- [Dataset rows for apps and sites]:

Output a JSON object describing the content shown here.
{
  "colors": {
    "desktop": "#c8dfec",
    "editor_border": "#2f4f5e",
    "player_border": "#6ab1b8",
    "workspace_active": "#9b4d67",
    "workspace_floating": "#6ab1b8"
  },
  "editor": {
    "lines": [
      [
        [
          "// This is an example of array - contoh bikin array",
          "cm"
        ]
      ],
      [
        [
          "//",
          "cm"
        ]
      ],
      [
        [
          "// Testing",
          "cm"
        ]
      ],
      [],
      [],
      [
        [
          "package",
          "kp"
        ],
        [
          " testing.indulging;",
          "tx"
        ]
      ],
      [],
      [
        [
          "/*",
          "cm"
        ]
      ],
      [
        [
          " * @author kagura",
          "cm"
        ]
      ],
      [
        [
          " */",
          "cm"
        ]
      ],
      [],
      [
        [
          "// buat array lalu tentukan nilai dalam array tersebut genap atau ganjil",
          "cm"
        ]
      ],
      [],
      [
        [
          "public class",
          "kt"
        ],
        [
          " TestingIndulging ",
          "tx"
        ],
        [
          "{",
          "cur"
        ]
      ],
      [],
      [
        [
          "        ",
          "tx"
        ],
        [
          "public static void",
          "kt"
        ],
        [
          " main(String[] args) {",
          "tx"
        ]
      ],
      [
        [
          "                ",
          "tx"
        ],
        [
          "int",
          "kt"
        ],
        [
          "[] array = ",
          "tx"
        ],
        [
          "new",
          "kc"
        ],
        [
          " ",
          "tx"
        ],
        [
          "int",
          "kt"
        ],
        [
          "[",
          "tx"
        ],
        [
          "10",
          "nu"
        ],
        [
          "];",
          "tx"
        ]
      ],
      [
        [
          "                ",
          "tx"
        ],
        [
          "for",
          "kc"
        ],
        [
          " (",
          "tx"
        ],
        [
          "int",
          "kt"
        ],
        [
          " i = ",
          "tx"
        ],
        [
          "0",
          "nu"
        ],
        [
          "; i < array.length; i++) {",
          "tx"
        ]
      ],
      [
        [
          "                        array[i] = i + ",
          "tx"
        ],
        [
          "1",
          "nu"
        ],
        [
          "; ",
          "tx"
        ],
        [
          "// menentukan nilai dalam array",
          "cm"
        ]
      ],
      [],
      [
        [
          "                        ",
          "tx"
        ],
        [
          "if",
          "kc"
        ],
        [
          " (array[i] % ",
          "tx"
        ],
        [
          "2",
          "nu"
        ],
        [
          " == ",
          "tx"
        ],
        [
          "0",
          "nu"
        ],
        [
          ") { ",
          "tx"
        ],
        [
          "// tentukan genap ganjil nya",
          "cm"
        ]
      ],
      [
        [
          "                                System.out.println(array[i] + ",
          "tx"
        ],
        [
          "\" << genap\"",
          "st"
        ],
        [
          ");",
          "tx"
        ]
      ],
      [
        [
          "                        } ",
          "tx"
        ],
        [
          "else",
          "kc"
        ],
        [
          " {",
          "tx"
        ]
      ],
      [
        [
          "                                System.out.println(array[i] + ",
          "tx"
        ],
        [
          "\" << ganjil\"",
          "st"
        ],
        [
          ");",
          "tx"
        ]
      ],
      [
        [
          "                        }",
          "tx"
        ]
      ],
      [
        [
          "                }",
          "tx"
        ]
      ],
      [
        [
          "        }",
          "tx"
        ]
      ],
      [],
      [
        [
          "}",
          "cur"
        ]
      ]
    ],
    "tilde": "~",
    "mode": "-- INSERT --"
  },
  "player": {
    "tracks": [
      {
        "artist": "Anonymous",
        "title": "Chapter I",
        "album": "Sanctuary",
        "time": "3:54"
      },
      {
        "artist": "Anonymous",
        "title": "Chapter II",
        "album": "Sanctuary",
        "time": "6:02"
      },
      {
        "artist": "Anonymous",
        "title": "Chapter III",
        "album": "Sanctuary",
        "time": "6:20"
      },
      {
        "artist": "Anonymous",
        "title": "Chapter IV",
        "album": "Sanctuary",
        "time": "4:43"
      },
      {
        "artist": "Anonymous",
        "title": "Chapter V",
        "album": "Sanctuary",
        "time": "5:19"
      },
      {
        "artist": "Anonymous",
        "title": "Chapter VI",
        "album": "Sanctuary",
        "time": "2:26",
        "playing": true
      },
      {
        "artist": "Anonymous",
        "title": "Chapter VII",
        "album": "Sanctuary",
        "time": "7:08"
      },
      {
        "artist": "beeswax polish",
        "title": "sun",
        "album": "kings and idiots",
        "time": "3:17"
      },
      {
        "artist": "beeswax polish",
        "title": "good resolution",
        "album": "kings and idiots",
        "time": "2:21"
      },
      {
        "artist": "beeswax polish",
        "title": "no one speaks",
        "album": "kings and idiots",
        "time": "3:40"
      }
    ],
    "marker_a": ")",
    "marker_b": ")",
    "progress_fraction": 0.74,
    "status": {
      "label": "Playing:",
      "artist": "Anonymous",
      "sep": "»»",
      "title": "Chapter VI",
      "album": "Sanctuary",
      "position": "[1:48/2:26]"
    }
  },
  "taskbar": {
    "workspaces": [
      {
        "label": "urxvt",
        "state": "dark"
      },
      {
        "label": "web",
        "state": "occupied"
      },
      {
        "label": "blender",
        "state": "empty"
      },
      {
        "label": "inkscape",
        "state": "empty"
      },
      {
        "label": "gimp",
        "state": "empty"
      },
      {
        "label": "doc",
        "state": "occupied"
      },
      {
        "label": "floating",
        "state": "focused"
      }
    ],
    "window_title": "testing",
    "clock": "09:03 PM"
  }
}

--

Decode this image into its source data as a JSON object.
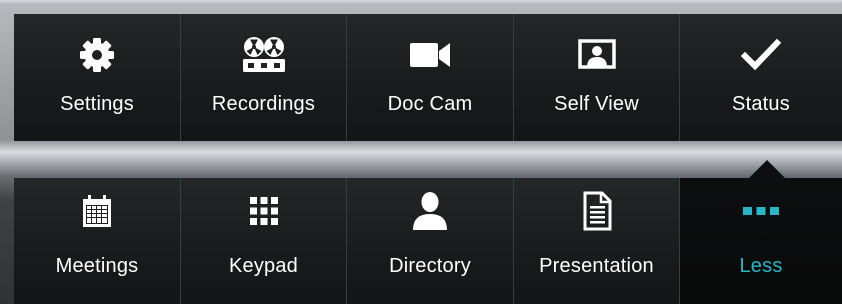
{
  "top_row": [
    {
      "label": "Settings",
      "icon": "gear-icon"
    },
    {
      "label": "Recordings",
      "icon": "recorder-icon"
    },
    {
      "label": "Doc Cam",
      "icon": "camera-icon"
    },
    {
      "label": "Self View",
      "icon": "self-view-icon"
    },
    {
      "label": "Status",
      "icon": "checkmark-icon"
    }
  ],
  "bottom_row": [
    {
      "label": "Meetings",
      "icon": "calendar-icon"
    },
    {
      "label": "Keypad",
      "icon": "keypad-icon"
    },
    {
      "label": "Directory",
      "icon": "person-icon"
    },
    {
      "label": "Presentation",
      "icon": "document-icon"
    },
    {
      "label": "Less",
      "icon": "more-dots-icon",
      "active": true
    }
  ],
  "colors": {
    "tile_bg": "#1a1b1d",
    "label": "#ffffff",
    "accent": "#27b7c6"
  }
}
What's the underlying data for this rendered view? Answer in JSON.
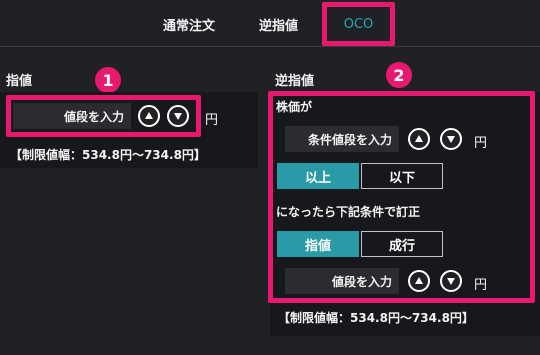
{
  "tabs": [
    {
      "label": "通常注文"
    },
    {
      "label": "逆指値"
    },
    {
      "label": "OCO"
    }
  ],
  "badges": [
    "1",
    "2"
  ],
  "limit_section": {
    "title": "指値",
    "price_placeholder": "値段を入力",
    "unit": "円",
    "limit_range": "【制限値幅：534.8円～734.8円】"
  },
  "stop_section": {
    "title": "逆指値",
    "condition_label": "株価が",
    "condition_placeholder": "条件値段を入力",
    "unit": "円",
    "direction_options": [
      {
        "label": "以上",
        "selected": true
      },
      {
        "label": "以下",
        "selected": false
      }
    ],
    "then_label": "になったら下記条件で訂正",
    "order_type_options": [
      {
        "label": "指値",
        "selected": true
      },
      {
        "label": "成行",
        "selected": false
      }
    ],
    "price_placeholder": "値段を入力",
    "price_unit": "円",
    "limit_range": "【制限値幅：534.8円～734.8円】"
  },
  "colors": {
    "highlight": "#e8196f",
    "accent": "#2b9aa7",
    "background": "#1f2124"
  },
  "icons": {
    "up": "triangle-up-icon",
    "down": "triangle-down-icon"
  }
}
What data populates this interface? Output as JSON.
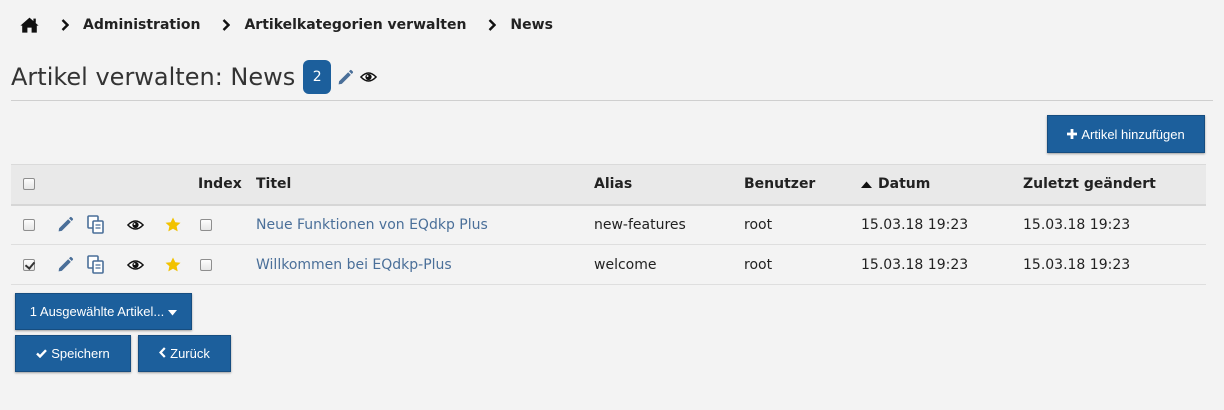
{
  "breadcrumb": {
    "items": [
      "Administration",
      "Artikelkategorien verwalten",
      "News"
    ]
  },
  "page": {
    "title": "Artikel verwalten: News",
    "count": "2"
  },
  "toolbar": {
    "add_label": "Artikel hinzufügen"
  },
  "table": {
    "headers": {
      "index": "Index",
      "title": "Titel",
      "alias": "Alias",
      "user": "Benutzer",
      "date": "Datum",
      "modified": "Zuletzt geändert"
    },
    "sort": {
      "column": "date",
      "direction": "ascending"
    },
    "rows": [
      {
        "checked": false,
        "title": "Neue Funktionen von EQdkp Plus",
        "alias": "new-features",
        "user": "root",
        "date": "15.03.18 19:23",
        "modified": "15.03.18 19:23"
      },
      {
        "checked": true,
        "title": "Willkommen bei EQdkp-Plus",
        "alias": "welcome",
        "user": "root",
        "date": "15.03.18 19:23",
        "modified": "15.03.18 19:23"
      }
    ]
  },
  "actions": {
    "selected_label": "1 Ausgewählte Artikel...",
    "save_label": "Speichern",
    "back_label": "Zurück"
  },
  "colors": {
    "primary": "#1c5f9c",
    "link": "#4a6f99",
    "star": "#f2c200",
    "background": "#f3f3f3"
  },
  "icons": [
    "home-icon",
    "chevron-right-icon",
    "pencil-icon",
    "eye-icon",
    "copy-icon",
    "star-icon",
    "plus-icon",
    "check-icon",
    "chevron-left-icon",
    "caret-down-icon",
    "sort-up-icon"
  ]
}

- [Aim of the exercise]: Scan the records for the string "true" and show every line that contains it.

- [Written answer]:
        "playing": true
      "active": true
        "selected": true
        "selected": true
        "checked": true,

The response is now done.